Exact copies of all the entries are required, and no pictures should appear in them.
BEGIN
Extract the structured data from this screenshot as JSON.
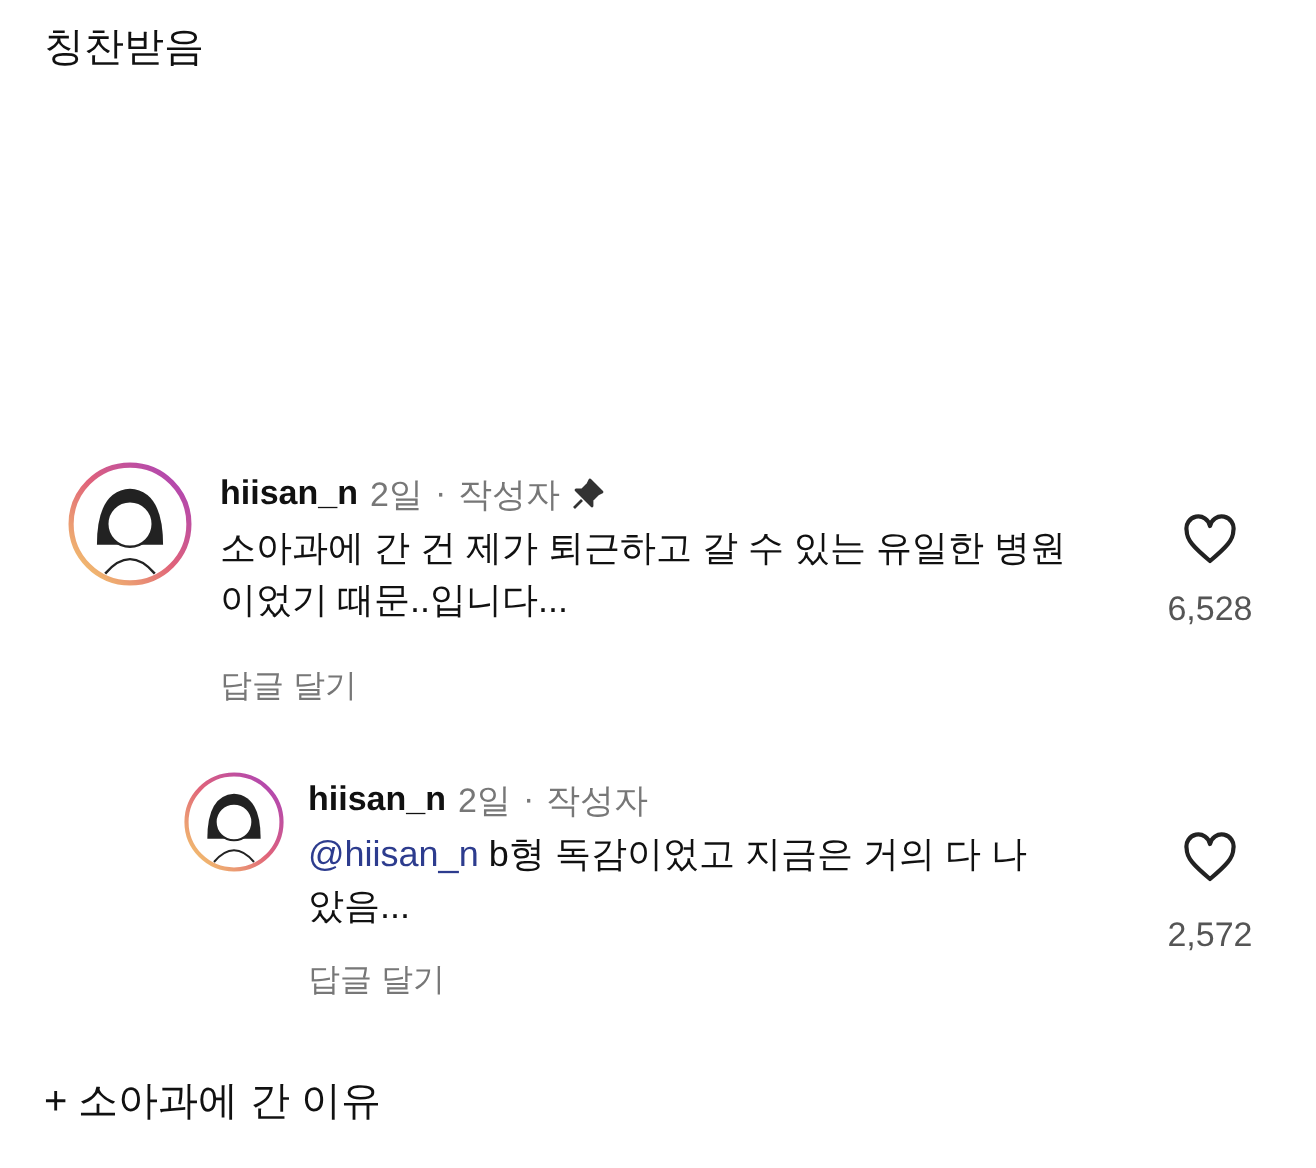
{
  "title": "칭찬받음",
  "comments": [
    {
      "username": "hiisan_n",
      "time": "2일",
      "separator": "·",
      "badge": "작성자",
      "pinned": true,
      "reply": false,
      "text": "소아과에 간 건 제가 퇴근하고 갈 수 있는 유일한 병원 이었기 때문..입니다...",
      "reply_link": "답글 달기",
      "liked": false,
      "likes": "6,528"
    },
    {
      "username": "hiisan_n",
      "time": "2일",
      "separator": "·",
      "badge": "작성자",
      "pinned": false,
      "reply": true,
      "mention": "@hiisan_n",
      "text": "b형 독감이었고 지금은 거의 다 나 았음...",
      "reply_link": "답글 달기",
      "liked": false,
      "likes": "2,572"
    }
  ],
  "footer": "+ 소아과에 간 이유"
}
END
| EXERCISE SOLUTION |
Extract the structured data from this screenshot as JSON.
{
  "title": "칭찬받음",
  "comments": [
    {
      "username": "hiisan_n",
      "time": "2일",
      "separator": "·",
      "badge": "작성자",
      "pinned": true,
      "reply": false,
      "text": "소아과에 간 건 제가 퇴근하고 갈 수 있는 유일한 병원 이었기 때문..입니다...",
      "reply_link": "답글 달기",
      "liked": false,
      "likes": "6,528"
    },
    {
      "username": "hiisan_n",
      "time": "2일",
      "separator": "·",
      "badge": "작성자",
      "pinned": false,
      "reply": true,
      "mention": "@hiisan_n",
      "text": "b형 독감이었고 지금은 거의 다 나 았음...",
      "reply_link": "답글 달기",
      "liked": false,
      "likes": "2,572"
    }
  ],
  "footer": "+ 소아과에 간 이유"
}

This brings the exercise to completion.